Two weeks ago, the days of freezing weather brought a layer of ice to Lake Marcel. Thick around the shore, cracked and unstable closer to the middle, ice covered the entire lake.  Almost.

Lake Marcel in Winter Snow

Lake Marcel in Winter Snow

This one section, a rather small, shallow section, refused to freeze.  Tiny ripples bounced the setting sun towards my gaze.  As I wondered what the difference was between the frozen lake and the unfrozen ripples, the answer was obvious.

A few dozen yards from the ripples, hidden beyond the grass and trees, I knew there to be a creek that brings fresh water to the lake.  Water in motion, water in action. I realized a simple, profound truth:

It is almost impossible for water to freeze while it’s moving!

Action puts us into the present in a powerful way. (Interestingly enough, in writing the above paragraph, I found I had to switch from past to present tense in order to correctly describe the frozenness vs the active movement.)  Action does not exist in the past or the future, and our power can only be found in the present moment.

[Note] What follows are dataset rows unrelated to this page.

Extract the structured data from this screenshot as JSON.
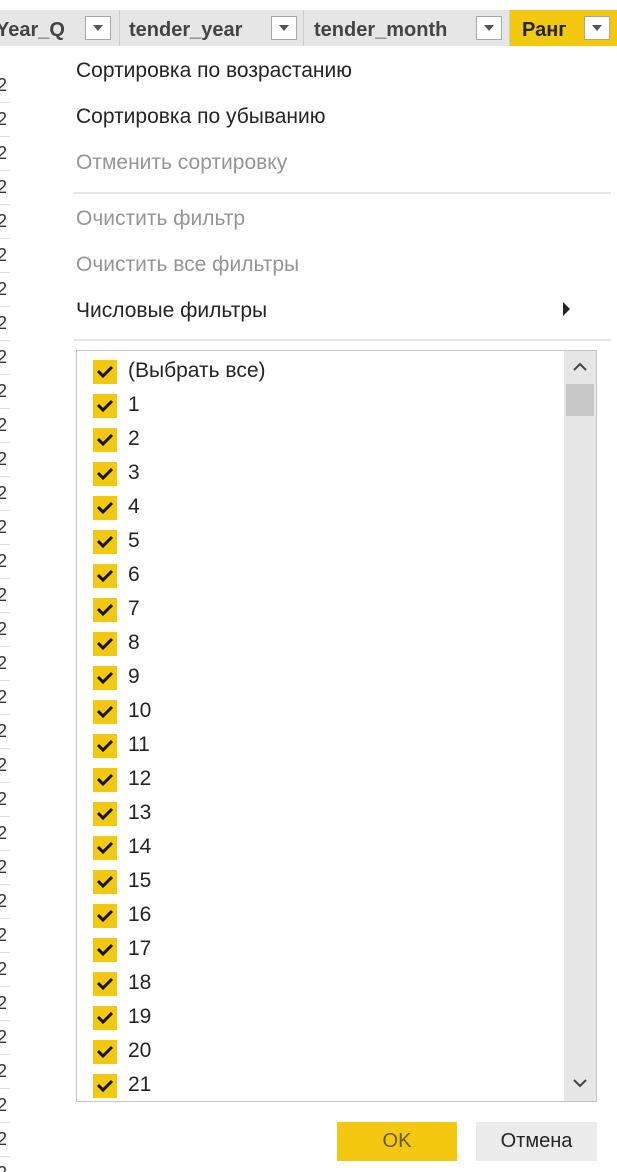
{
  "header": {
    "columns": [
      {
        "label": "Year_Q"
      },
      {
        "label": "tender_year"
      },
      {
        "label": "tender_month"
      },
      {
        "label": "Ранг"
      }
    ]
  },
  "table": {
    "left_cell_digit": "2"
  },
  "menu": {
    "sort_asc": "Сортировка по возрастанию",
    "sort_desc": "Сортировка по убыванию",
    "clear_sort": "Отменить сортировку",
    "clear_filter": "Очистить фильтр",
    "clear_all_filters": "Очистить все фильтры",
    "number_filters": "Числовые фильтры"
  },
  "list": {
    "select_all": "(Выбрать все)",
    "items": [
      "1",
      "2",
      "3",
      "4",
      "5",
      "6",
      "7",
      "8",
      "9",
      "10",
      "11",
      "12",
      "13",
      "14",
      "15",
      "16",
      "17",
      "18",
      "19",
      "20",
      "21"
    ],
    "all_checked": true
  },
  "buttons": {
    "ok": "OK",
    "cancel": "Отмена"
  },
  "colors": {
    "accent": "#f2c811",
    "disabled_text": "#979593",
    "text": "#252423"
  }
}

Whatever is worrying you, troubling you, keeping you up at night… decide right now what one action you can take. Perhaps it’s an action, a phone call, or a conversation that you’ve been avoiding.  And then… do it!

You might find that one action leading to another.  You might discover a sense of peace or accomplishment, simply because you have done what you can do.  You might discover the “bear” that had you “frozen” in your tracks wasn’t so scary – or so real – after all.

Happy “Thawing”!

4 thoughts on “Winter Contemplation #1 (or, how to get unfrozen)

  1. Becky Winnier

    Kate – I so enjoy reading your articles. It’s like you’re writing them just for me. They either answer some question I’ve been struggling with or name some emotion that I just couldn’t figure out. You are a wonderful writer and I look forward to every one. Thanks ~ Becky

  2. Bryan Rust

    This puts me in mind of a sermon by Laurie Wheeler that always stuck with me. It is simply not realistic to expect that only bad things are coming our way. If we don’t move forward, we can forestall many of the good things that are waiting for us as well. Rather than give in to the fear of the unknown, she recommended embracing “the joy of the unknown”.

  3. Kate Phillips Post author

    Thanks for reading and taking the time to comment!

    Becky, so glad to hear my posts and articles have been helpful.

    Bryan, I love that thought – that it is unrealistic to expect only bad things coming our way, and we an only discover the good things by moving forward.


  4. Chris Simonds

    Nice to say hello last night. Look forward to Tuesday!
    Sorry for contacting you here; my Biznik is acting up.